By providing an adequate framework for sustainable tourism management, diversifying tourism and channelling its revenue back into the conservation of the project sites and the communities around them, Destination Flyways will work to safeguard the birds’ habitats, while creating job opportunities for local communities along the flyways.
With over one billion international tourists travelling the world every year, generating a global trade income of USD 1.4 trillion and 9 per cent of global GDP, tourism clearly has an immense potential to contribute to sustainable development.
“Tourism is an undisputed generator of national wealth, corporate income and local employment. Managed sustainably, it can benefit people and the planet alike,” said United Nations Secretary-General Ban Ki-moon in a message to the 20th Session of the UNWTO General Assembly.
The annual World Migratory Bird Day campaign is organized by the Convention on the Conservation of Migratory Species of Wild Animals (CMS) and the Agreement on the Conservation of African-Eurasian Migratory Waterbirds (AEWA) – two intergovernmental wildlife treaties administered by the United Nations Environment Programme (UNEP). For this year’s campaign, CMS and AEWA are partnering with UNWTO and others to highlight the mutually beneficial relationship between tourism and conservation.
“As tourism continues to grow, so too will the pressures on the environment and wildlife. Without proper management and protection, as well as investments in greening the sector, thousands of magnificent species will suffer,” said UN Under-Secretary-General and UNEP Executive Director Achim Steiner. “Tourism has been identified by UNEP as one of the ten economic sectors best able to contribute to the transition to a sustainable and inclusive green economy. This important initiative will help to accelerate the transition to the green economy while protecting tourism – a major source of revenue for many communities – and the thousands of species it spotlights,” he added.

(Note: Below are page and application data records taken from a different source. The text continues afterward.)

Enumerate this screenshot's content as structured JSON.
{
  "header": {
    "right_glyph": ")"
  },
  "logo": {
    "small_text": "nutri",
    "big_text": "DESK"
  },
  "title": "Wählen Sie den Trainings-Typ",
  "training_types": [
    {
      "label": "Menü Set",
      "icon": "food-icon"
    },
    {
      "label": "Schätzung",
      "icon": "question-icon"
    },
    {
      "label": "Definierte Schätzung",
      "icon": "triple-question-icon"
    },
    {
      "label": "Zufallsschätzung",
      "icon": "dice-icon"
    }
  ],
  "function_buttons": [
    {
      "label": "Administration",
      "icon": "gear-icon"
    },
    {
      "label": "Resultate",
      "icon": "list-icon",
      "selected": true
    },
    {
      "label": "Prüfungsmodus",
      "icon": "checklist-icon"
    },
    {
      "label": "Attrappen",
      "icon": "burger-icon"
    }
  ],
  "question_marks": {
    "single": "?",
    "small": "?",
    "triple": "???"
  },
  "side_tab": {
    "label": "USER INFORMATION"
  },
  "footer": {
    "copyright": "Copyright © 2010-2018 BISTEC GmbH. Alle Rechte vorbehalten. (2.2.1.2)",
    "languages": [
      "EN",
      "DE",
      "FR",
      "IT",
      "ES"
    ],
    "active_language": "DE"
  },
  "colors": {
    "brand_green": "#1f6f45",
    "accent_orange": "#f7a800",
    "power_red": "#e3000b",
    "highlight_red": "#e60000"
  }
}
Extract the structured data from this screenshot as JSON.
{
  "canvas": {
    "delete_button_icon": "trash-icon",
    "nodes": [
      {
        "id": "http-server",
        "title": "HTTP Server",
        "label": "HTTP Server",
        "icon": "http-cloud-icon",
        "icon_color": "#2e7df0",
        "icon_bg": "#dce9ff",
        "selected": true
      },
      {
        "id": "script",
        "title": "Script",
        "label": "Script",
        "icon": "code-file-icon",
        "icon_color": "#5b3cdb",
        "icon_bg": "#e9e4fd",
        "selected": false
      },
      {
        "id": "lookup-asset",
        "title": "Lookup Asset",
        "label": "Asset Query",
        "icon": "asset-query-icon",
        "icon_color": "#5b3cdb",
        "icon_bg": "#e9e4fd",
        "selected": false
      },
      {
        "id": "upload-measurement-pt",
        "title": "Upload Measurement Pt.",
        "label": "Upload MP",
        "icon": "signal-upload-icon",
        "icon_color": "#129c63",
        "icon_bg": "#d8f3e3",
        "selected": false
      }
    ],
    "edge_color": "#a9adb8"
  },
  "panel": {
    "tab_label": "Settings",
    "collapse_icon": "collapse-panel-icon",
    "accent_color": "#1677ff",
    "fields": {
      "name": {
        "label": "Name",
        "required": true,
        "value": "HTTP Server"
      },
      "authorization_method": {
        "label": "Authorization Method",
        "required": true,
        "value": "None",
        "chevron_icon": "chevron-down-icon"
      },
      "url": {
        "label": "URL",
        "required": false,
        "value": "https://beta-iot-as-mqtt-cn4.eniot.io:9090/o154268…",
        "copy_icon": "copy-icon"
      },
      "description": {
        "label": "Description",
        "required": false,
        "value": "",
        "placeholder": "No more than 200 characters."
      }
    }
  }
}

Events to mark World Migratory Bird Day 2014 will include bird festivals, education programmes, bird watching trips, presentations, film screenings, the launch of an international photo competition and a benefit concert to raise funds for international nature conservation.